This mad quest to earn market share is obviously less of a problem for Apple. While Spotify has to make costly arrangements with mobile operators, and other smartphone manufacturers like Samsung to have its app pre-installed, or run expensive campaigns with Google, Apple’s Music app comes pre-installed on every iPhone. Apple even runs campaigns over push notifications, which is not allowed for other companies.

And there’s the more fundamental question of user experience. In order to comply with Apple’s rules, firms cannot even mention other payment options in their apps. Imagine trying to become a Netflix customer, on your iPad. There’s simply no way. You have to know, or somehow find out, that you can sign up online. Surely, new users having to make a phone call is not the experience Apple wants on its platform.

Apple’s argument is that Apple payment infrastructure is a more user-friendly, secure, and allows for an integrated experience. That might be true. For example, an in-app browser where users can subscribe also comes with its security risks, where a nefarious app might log the credit card information on the side. And Apple might very well argue that users being able to manage their Apple-mediated subscriptions in one place is a better user experience.

Yet, for any non-digital goods, Apple still allows third-party payment options. As bits and atoms (sorry!) merge more and more, the line will be harder to draw. Uber might be a physical service, but what about an Uber gift card? There’ll many more of these lines to draw in the future.

As the owner of its platform, the decision is for Apple to make, but the tingling sense of capriciousness between digital and physical undermines Apple’s “every firm should play by the same rules” rhetoric. People know that makers of big enough apps, like yours truly, have special levers available to them. In its press release, Apple is quick to point out Spotify leaves out Apple’s cut lowers from 30% to 15% after a year. But the same Apple fails to mention how Netflix was able to negotiate a special, instant 15% rate. Even that wasn’t enough to keep Netflix on its platform anyway.

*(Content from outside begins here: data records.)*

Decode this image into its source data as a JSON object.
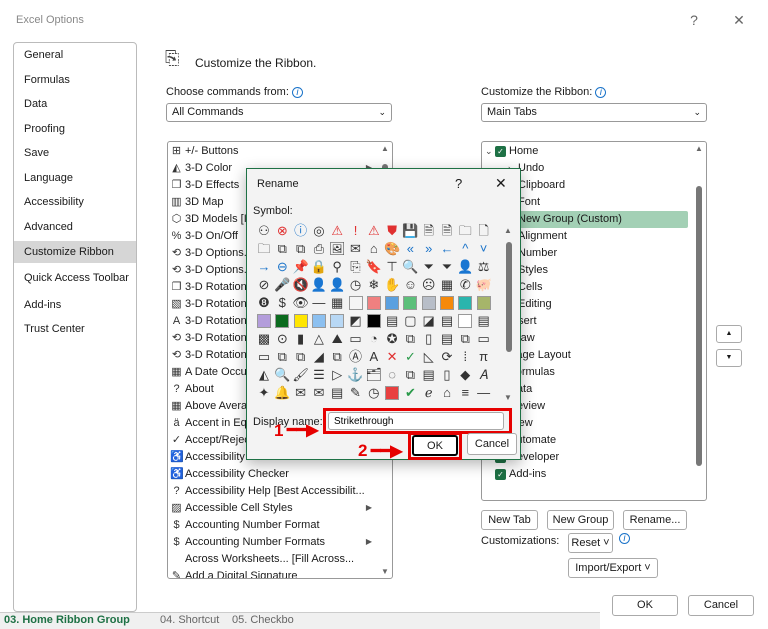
{
  "window": {
    "title": "Excel Options",
    "help": "?",
    "close": "✕"
  },
  "nav": [
    "General",
    "Formulas",
    "Data",
    "Proofing",
    "Save",
    "Language",
    "Accessibility",
    "Advanced",
    "Customize Ribbon",
    "Quick Access Toolbar",
    "Add-ins",
    "Trust Center"
  ],
  "nav_selected": 8,
  "header": {
    "title": "Customize the Ribbon."
  },
  "left": {
    "label": "Choose commands from:",
    "value": "All Commands",
    "items": [
      {
        "icon": "⊞",
        "label": "+/- Buttons"
      },
      {
        "icon": "◭",
        "label": "3-D Color",
        "sub": true
      },
      {
        "icon": "❐",
        "label": "3-D Effects"
      },
      {
        "icon": "▥",
        "label": "3D Map"
      },
      {
        "icon": "⬡",
        "label": "3D Models [Insert 3D Model]"
      },
      {
        "icon": "%",
        "label": "3-D On/Off"
      },
      {
        "icon": "⟲",
        "label": "3-D Options..."
      },
      {
        "icon": "⟲",
        "label": "3-D Options..."
      },
      {
        "icon": "❐",
        "label": "3-D Rotation"
      },
      {
        "icon": "▧",
        "label": "3-D Rotation"
      },
      {
        "icon": "A",
        "label": "3-D Rotation"
      },
      {
        "icon": "⟲",
        "label": "3-D Rotation"
      },
      {
        "icon": "⟲",
        "label": "3-D Rotation"
      },
      {
        "icon": "▦",
        "label": "A Date Occurring..."
      },
      {
        "icon": "?",
        "label": "About"
      },
      {
        "icon": "▦",
        "label": "Above Average..."
      },
      {
        "icon": "ä",
        "label": "Accent in Equation"
      },
      {
        "icon": "✓",
        "label": "Accept/Reject Changes"
      },
      {
        "icon": "♿",
        "label": "Accessibility"
      },
      {
        "icon": "♿",
        "label": "Accessibility Checker"
      },
      {
        "icon": "?",
        "label": "Accessibility Help [Best Accessibilit..."
      },
      {
        "icon": "▨",
        "label": "Accessible Cell Styles",
        "sub": true
      },
      {
        "icon": "$",
        "label": "Accounting Number Format"
      },
      {
        "icon": "$",
        "label": "Accounting Number Formats",
        "sub": true
      },
      {
        "icon": "",
        "label": "Across Worksheets... [Fill Across..."
      },
      {
        "icon": "✎",
        "label": "Add a Digital Signature"
      }
    ]
  },
  "right": {
    "label": "Customize the Ribbon:",
    "value": "Main Tabs",
    "items": [
      {
        "label": "Home",
        "level": 0,
        "check": true,
        "tw": "⌄"
      },
      {
        "label": "Undo",
        "level": 1,
        "tw": "›"
      },
      {
        "label": "Clipboard",
        "level": 1,
        "tw": "›"
      },
      {
        "label": "Font",
        "level": 1,
        "tw": "›"
      },
      {
        "label": "New Group (Custom)",
        "level": 1,
        "sel": true
      },
      {
        "label": "Alignment",
        "level": 1,
        "tw": "›"
      },
      {
        "label": "Number",
        "level": 1,
        "tw": "›"
      },
      {
        "label": "Styles",
        "level": 1,
        "tw": "›"
      },
      {
        "label": "Cells",
        "level": 1,
        "tw": "›"
      },
      {
        "label": "Editing",
        "level": 1,
        "tw": "›"
      },
      {
        "label": "Insert",
        "level": 0,
        "check": true,
        "tw": "›"
      },
      {
        "label": "Draw",
        "level": 0,
        "check": true,
        "tw": "›"
      },
      {
        "label": "Page Layout",
        "level": 0,
        "check": true,
        "tw": "›"
      },
      {
        "label": "Formulas",
        "level": 0,
        "check": true,
        "tw": "›"
      },
      {
        "label": "Data",
        "level": 0,
        "check": true,
        "tw": "›"
      },
      {
        "label": "Review",
        "level": 0,
        "check": true,
        "tw": "›"
      },
      {
        "label": "View",
        "level": 0,
        "check": true,
        "tw": "›"
      },
      {
        "label": "Automate",
        "level": 0,
        "check": true,
        "tw": "›"
      },
      {
        "label": "Developer",
        "level": 0,
        "check": true,
        "tw": "›"
      },
      {
        "label": "Add-ins",
        "level": 0,
        "check": true,
        "tw": ""
      }
    ],
    "new_tab": "New Tab",
    "new_group": "New Group",
    "rename": "Rename...",
    "customizations": "Customizations:",
    "reset": "Reset ˅",
    "import_export": "Import/Export ˅"
  },
  "footer": {
    "ok": "OK",
    "cancel": "Cancel"
  },
  "rename": {
    "title": "Rename",
    "help": "?",
    "close": "✕",
    "symbol_label": "Symbol:",
    "display_name_label": "Display name:",
    "display_name_value": "Strikethrough",
    "ok": "OK",
    "cancel": "Cancel",
    "symbols": [
      "⚇",
      "⊗",
      "ⓘ",
      "◎",
      "⚠",
      "!",
      "⚠",
      "⛊",
      "💾",
      "🗎",
      "🗎",
      "🗀",
      "🗋",
      "🗀",
      "⧉",
      "⧉",
      "⎙",
      "🖼",
      "✉",
      "⌂",
      "🎨",
      "«",
      "»",
      "←",
      "^",
      "˅",
      "→",
      "⊖",
      "📌",
      "🔒",
      "⚲",
      "⎘",
      "🔖",
      "⊤",
      "🔍",
      "⏷",
      "⏷",
      "👤",
      "⚖",
      "⊘",
      "🎤",
      "🔇",
      "👤",
      "👤",
      "◷",
      "❄",
      "✋",
      "☺",
      "☹",
      "▦",
      "✆",
      "🐖",
      "❽",
      "$",
      "👁",
      "—",
      "▦",
      "#f5f5f5",
      "#f08080",
      "#5aa0e0",
      "#5cbf7a",
      "#b8bec8",
      "#f5890a",
      "#2bb5ad",
      "#a6b56a",
      "#b39ddb",
      "#0b6b1e",
      "#ffe600",
      "#8cc0f0",
      "#b8d8f5",
      "◩",
      "#000000",
      "▤",
      "▢",
      "◪",
      "▤",
      "#ffffff",
      "▤",
      "▩",
      "⊙",
      "▮",
      "△",
      "⛰",
      "▭",
      "◔",
      "✪",
      "⧉",
      "▯",
      "▤",
      "⧉",
      "▭",
      "▭",
      "⧉",
      "⧉",
      "◢",
      "⧉",
      "Ⓐ",
      "A",
      "✕",
      "✓",
      "◺",
      "⟳",
      "⁞",
      "π",
      "◭",
      "🔍",
      "🖌",
      "☰",
      "▷",
      "⚓",
      "🗂",
      "◌",
      "⧉",
      "▤",
      "▯",
      "◆",
      "𝐴",
      "✦",
      "🔔",
      "✉",
      "✉",
      "▤",
      "✎",
      "◷",
      "#e84040",
      "✔",
      "ℯ",
      "⌂",
      "≡",
      "—"
    ],
    "annotation_1": "1",
    "annotation_2": "2"
  },
  "sheet_tabs": [
    "03. Home Ribbon Group",
    "04. Shortcut",
    "05. Checkbo"
  ]
}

Reading Apple’s response to Spotify, it’s hard at first to not sympathize with the company. I’ve invested, financially and personally, into the Apple ecosystem for more than 15 years and have convinced many people to do the same. I was even a paid customer of Apple’s overly expensive online services like MobileMe, and greatly benefited from them. Services, for better or worse, are Apple’s future.

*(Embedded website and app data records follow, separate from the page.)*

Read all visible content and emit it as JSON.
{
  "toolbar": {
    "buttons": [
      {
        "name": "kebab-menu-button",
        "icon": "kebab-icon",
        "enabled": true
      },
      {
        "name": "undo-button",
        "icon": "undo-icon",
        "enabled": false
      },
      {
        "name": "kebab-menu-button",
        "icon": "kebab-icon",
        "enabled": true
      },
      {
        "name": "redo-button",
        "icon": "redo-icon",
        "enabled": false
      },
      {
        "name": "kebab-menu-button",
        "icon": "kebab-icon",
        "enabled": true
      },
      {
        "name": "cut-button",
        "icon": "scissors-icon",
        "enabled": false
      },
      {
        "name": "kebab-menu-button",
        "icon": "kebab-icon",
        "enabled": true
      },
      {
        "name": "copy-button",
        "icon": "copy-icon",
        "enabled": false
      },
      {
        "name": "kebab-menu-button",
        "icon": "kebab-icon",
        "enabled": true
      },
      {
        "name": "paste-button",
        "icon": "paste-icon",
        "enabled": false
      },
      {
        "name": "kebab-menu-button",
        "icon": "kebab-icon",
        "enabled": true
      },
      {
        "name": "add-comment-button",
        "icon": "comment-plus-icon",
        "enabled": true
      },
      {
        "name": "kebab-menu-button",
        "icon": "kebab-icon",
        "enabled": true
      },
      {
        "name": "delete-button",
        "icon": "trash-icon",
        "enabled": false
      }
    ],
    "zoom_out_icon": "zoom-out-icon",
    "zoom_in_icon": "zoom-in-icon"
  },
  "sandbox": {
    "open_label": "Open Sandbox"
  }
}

Therein lies the rub. As Apple leans more heavily into the services revenue, the Cupertino firm will have more of these kinds of decisions. What works for the short term for the health and growth of a platform can be different than what needs to be done for the long-term sustainability, as many platforms are painfully figuring out now. It can also be hard for a company like Apple, where decisions are made in multi-year-long hardware cycles, to adjust itself to changing conditions fast.

The company has already shown signs of maturity, for example, when it changed course about its free trials on Apple Music, following Taylor Swift’s protest. If Apple wants to entice more businesses to its platforms and grow the pie, it should offer more than just access to its billions of users. Building an ecosystem requires long term thinking, and judging the interests of many different stakeholders, including the platform itself.

The best advice for Apple can still be derived from its core principles: do the right thing for the user. If Apple believes that its payment infrastructure is the best in business, it should let it flourish and compete in the marketplace. If makers of physical goods can be trusted with digital payments, the same rights can be extended to digital subscribers too. If Apple finds itself unable charge its double-digit markups, or developers flock to other options, that would only force Apple to either lower its prices or make its services even better to encourage app makers to switch to it. That would be true competition, making things better and cheaper for everyone.